A new vaccine for human papillomavirus (HPV) would significantly reduce both cervical cancer incidence and health care costs if states coordinated policies to improve coverage, a new analysis shows.
HPV, the most common sexually transmitted infection in the United States, is the primary cause of cervical cancer. Gardasil 9, a new vaccine available since 2015, provides protection against nine different HPV types, including five cancer-causing ones not included in older vaccines.
For a new study published in the Proceedings of the National Academy of Sciences, researchers developed a transmission model to determine the potential impact of the vaccine on cervical cancer incidence and health care costs.
The new model took into account several factors affecting HPV transmission and cervical cancer progression and incorporated 10 HPV types, demographics, age, sexual behavior, and state-specific vaccine policies and migration patterns.
The findings show that switching to Gardasil 9 would result in greater health benefits at the same or lower cost. Specifically, the new vaccine would decrease cervical cancer incidence by 73 percent, compared to 63 percent with the older vaccines, and reduce mortality by 49 percent versus 43 percent.
Further, the improvements could be realized at the same or lower cost despite the higher per-dose cost of Gardasil 9. Notably, the finding of increased cost-effectiveness holds whether vaccination rates increase or stay the same, says first author David Durham, associate research scientist at the Center for Infectious Disease Modeling and Analysis (CIDMA) at the Yale School of Public Health. “Adopting the new vaccine is always cost-effective relative to the old vaccines.”
More bang for the buck
In addition, efforts to expand HPV vaccination, particularly in states with low coverage, could prevent even more cancers and deaths, researchers say, adding that due to interstate migration, all states would benefit if they aligned vaccination policy.
“The greatest benefits of HPV vaccination both in terms of cancer reduction and health care costs are realized when policy promoting vaccination is coordinated across states,” says Alison Galvani, professor of epidemiology and director of CIDMA.
Furthermore, increased funding to states could improve vaccine coverage and public health.
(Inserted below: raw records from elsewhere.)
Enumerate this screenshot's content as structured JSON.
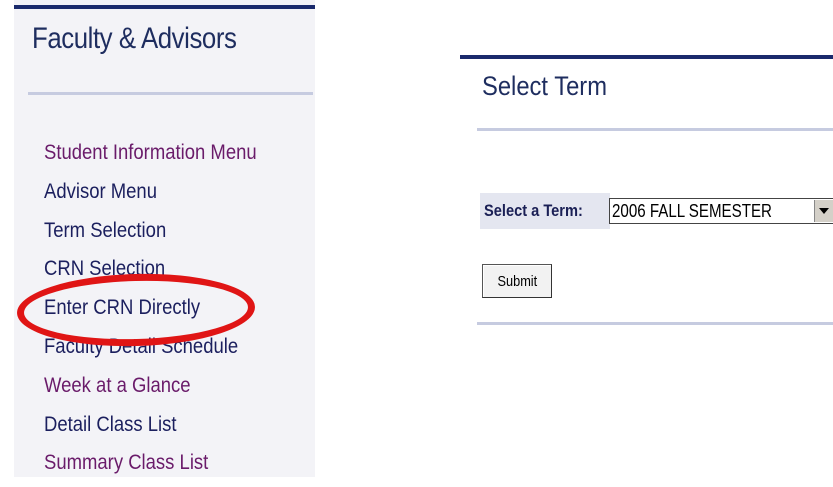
{
  "left_panel": {
    "title": "Faculty & Advisors",
    "menu": [
      {
        "label": "Student Information Menu",
        "visited": true
      },
      {
        "label": "Advisor Menu",
        "visited": false
      },
      {
        "label": "Term Selection",
        "visited": false
      },
      {
        "label": "CRN Selection",
        "visited": false
      },
      {
        "label": "Enter CRN Directly",
        "visited": false,
        "highlighted": true
      },
      {
        "label": "Faculty Detail Schedule",
        "visited": false
      },
      {
        "label": "Week at a Glance",
        "visited": true
      },
      {
        "label": "Detail Class List",
        "visited": false
      },
      {
        "label": "Summary Class List",
        "visited": true
      }
    ]
  },
  "right_panel": {
    "title": "Select Term",
    "term_label": "Select a Term:",
    "term_select_value": "2006 FALL SEMESTER",
    "submit_label": "Submit"
  },
  "colors": {
    "header_blue": "#1a2a6c",
    "visited_link": "#6a1b6a",
    "link": "#1b1f5e",
    "highlight_red": "#e01515"
  }
}
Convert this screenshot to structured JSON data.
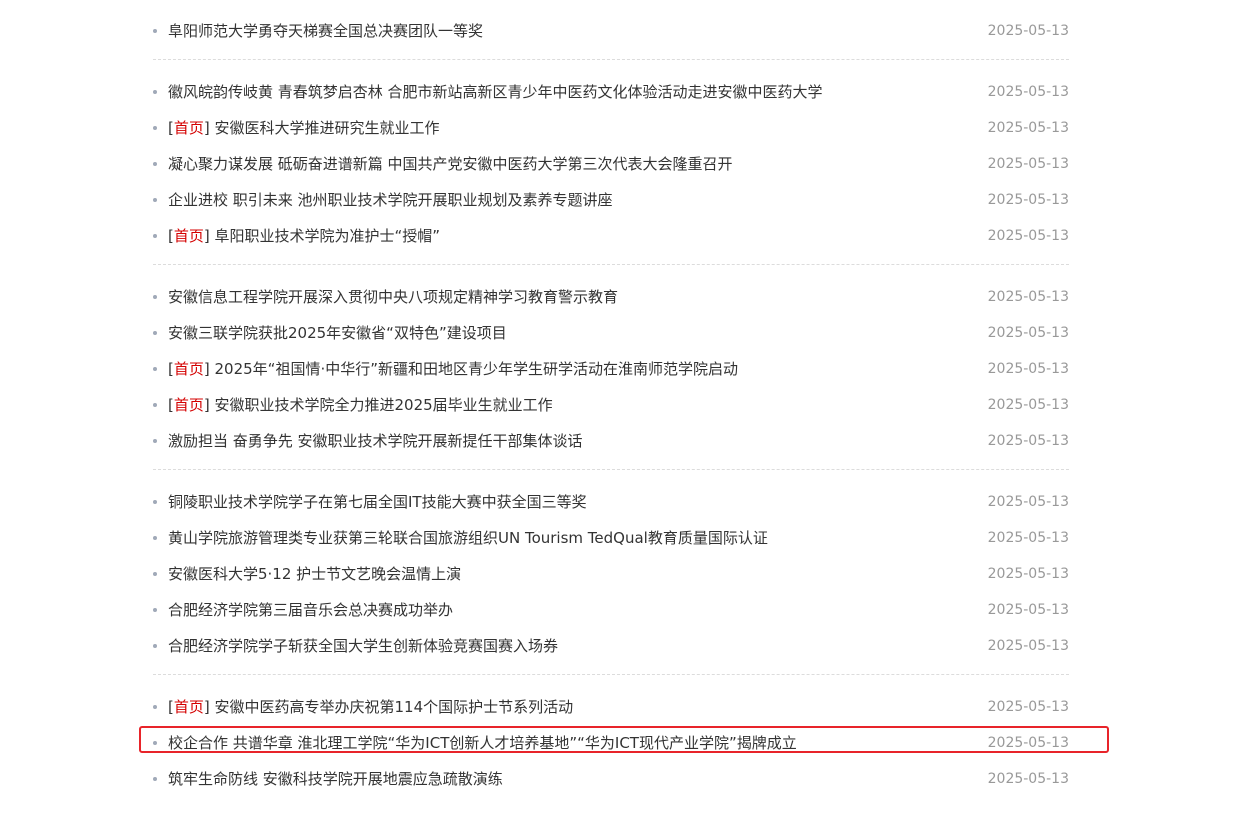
{
  "colors": {
    "text": "#333333",
    "date": "#999999",
    "tag": "#d40000",
    "highlight": "#e8242a",
    "divider": "#dcdcdc"
  },
  "tag_word": "首页",
  "groups": [
    [
      {
        "title": "阜阳师范大学勇夺天梯赛全国总决赛团队一等奖",
        "date": "2025-05-13",
        "tagged": false
      }
    ],
    [
      {
        "title": "徽风皖韵传岐黄 青春筑梦启杏林 合肥市新站高新区青少年中医药文化体验活动走进安徽中医药大学",
        "date": "2025-05-13",
        "tagged": false
      },
      {
        "title": "安徽医科大学推进研究生就业工作",
        "date": "2025-05-13",
        "tagged": true
      },
      {
        "title": "凝心聚力谋发展 砥砺奋进谱新篇 中国共产党安徽中医药大学第三次代表大会隆重召开",
        "date": "2025-05-13",
        "tagged": false
      },
      {
        "title": "企业进校 职引未来 池州职业技术学院开展职业规划及素养专题讲座",
        "date": "2025-05-13",
        "tagged": false
      },
      {
        "title": "阜阳职业技术学院为准护士“授帽”",
        "date": "2025-05-13",
        "tagged": true
      }
    ],
    [
      {
        "title": "安徽信息工程学院开展深入贯彻中央八项规定精神学习教育警示教育",
        "date": "2025-05-13",
        "tagged": false
      },
      {
        "title": "安徽三联学院获批2025年安徽省“双特色”建设项目",
        "date": "2025-05-13",
        "tagged": false
      },
      {
        "title": "2025年“祖国情·中华行”新疆和田地区青少年学生研学活动在淮南师范学院启动",
        "date": "2025-05-13",
        "tagged": true
      },
      {
        "title": "安徽职业技术学院全力推进2025届毕业生就业工作",
        "date": "2025-05-13",
        "tagged": true
      },
      {
        "title": "激励担当 奋勇争先 安徽职业技术学院开展新提任干部集体谈话",
        "date": "2025-05-13",
        "tagged": false
      }
    ],
    [
      {
        "title": "铜陵职业技术学院学子在第七届全国IT技能大赛中获全国三等奖",
        "date": "2025-05-13",
        "tagged": false
      },
      {
        "title": "黄山学院旅游管理类专业获第三轮联合国旅游组织UN Tourism TedQual教育质量国际认证",
        "date": "2025-05-13",
        "tagged": false
      },
      {
        "title": "安徽医科大学5·12 护士节文艺晚会温情上演",
        "date": "2025-05-13",
        "tagged": false
      },
      {
        "title": "合肥经济学院第三届音乐会总决赛成功举办",
        "date": "2025-05-13",
        "tagged": false
      },
      {
        "title": "合肥经济学院学子斩获全国大学生创新体验竞赛国赛入场券",
        "date": "2025-05-13",
        "tagged": false
      }
    ],
    [
      {
        "title": "安徽中医药高专举办庆祝第114个国际护士节系列活动",
        "date": "2025-05-13",
        "tagged": true
      },
      {
        "title": "校企合作 共谱华章 淮北理工学院“华为ICT创新人才培养基地”“华为ICT现代产业学院”揭牌成立",
        "date": "2025-05-13",
        "tagged": false,
        "highlighted": true
      },
      {
        "title": "筑牢生命防线 安徽科技学院开展地震应急疏散演练",
        "date": "2025-05-13",
        "tagged": false
      }
    ]
  ]
}
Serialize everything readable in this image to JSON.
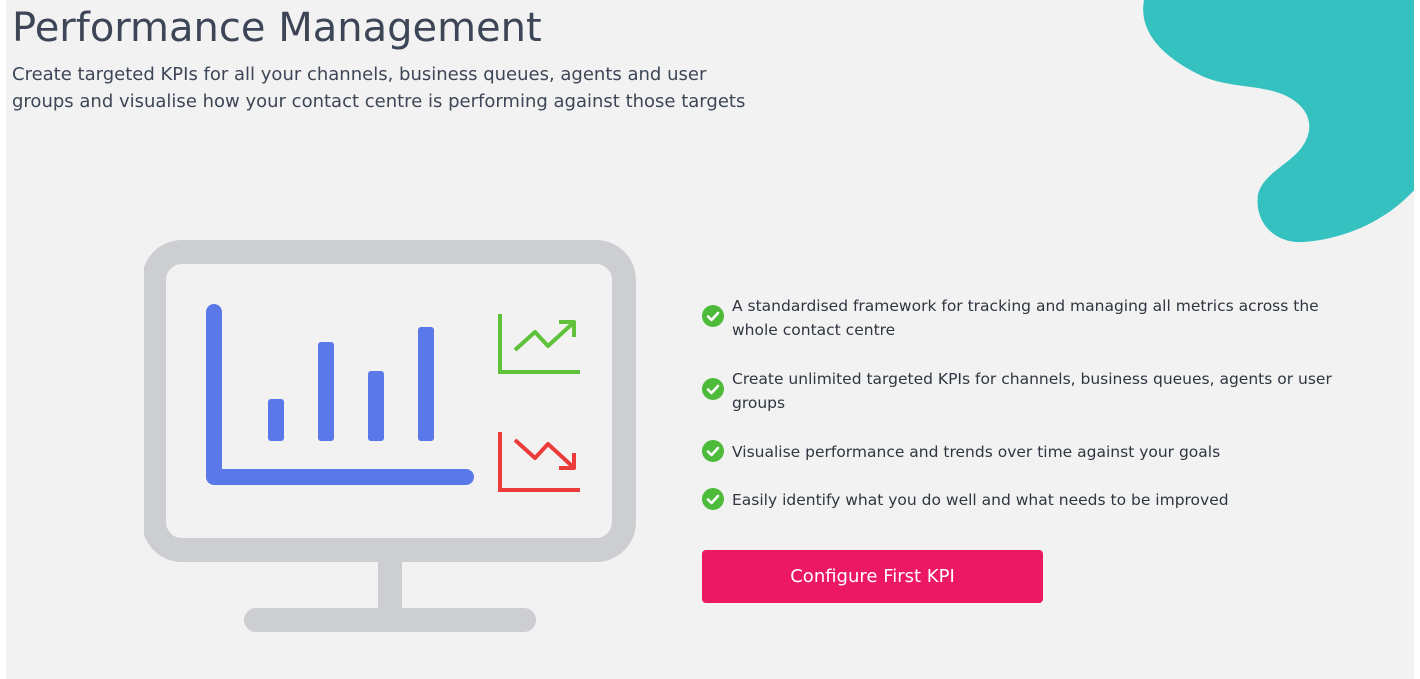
{
  "header": {
    "title": "Performance Management",
    "subtitle": "Create targeted KPIs for all your channels, business queues, agents and user groups and visualise how your contact centre is performing against those targets"
  },
  "features": [
    {
      "icon": "check-circle-icon",
      "text": "A standardised framework for tracking and managing all metrics across the whole contact centre"
    },
    {
      "icon": "check-circle-icon",
      "text": "Create unlimited targeted KPIs for channels, business queues, agents or user groups"
    },
    {
      "icon": "check-circle-icon",
      "text": "Visualise performance and trends over time against your goals"
    },
    {
      "icon": "check-circle-icon",
      "text": "Easily identify what you do well and what needs to be improved"
    }
  ],
  "cta": {
    "label": "Configure First KPI"
  },
  "illustration": {
    "icons": [
      "monitor-icon",
      "bar-chart-icon",
      "trend-up-icon",
      "trend-down-icon"
    ]
  },
  "colors": {
    "background": "#f2f2f2",
    "accent_teal": "#35c1bf",
    "cta": "#ec1864",
    "check_green": "#4cbb3a",
    "monitor_grey": "#ccced1",
    "bar_blue": "#5b78ea",
    "trend_up": "#5fc23a",
    "trend_down": "#ec3b3b",
    "title_text": "#3d4656"
  }
}
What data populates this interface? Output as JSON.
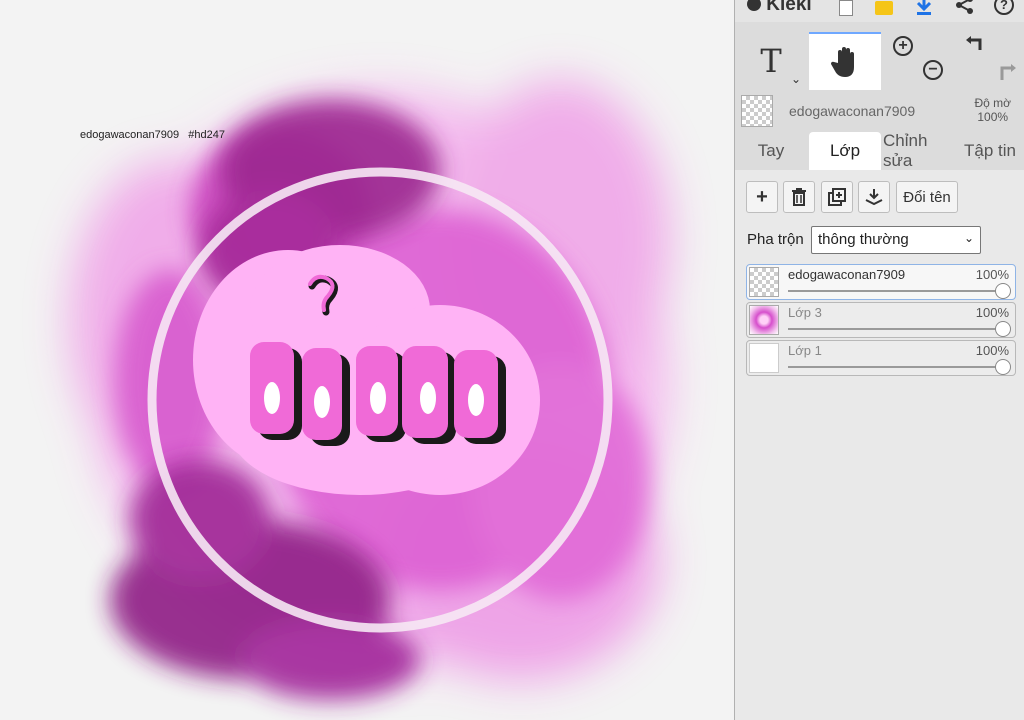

Durham pointed to funds provided by states and the Centers for Disease Control and Prevention’s (CDC) Prevention and Public Health Fund.
More resources “do lead to improvements in coverage. In terms of number of cancers averted per vaccine, there are decreasing marginal returns in states that already have high coverage. You get more bang for your buck by focusing first on states with lower coverage.”
The CDC currently recommends vaccination for females aged 11-26 and males aged 11-21. Three doses are recommended for lasting protection against cervical cancer. HPV is common in both males and females, and can cause cancers of the anus, mouth/throat, and penis in males.
The National Institutes of Health, the James S. McDonnell Foundation, and the Canadian Institutes of Health Research funded the work.
Source: Yale University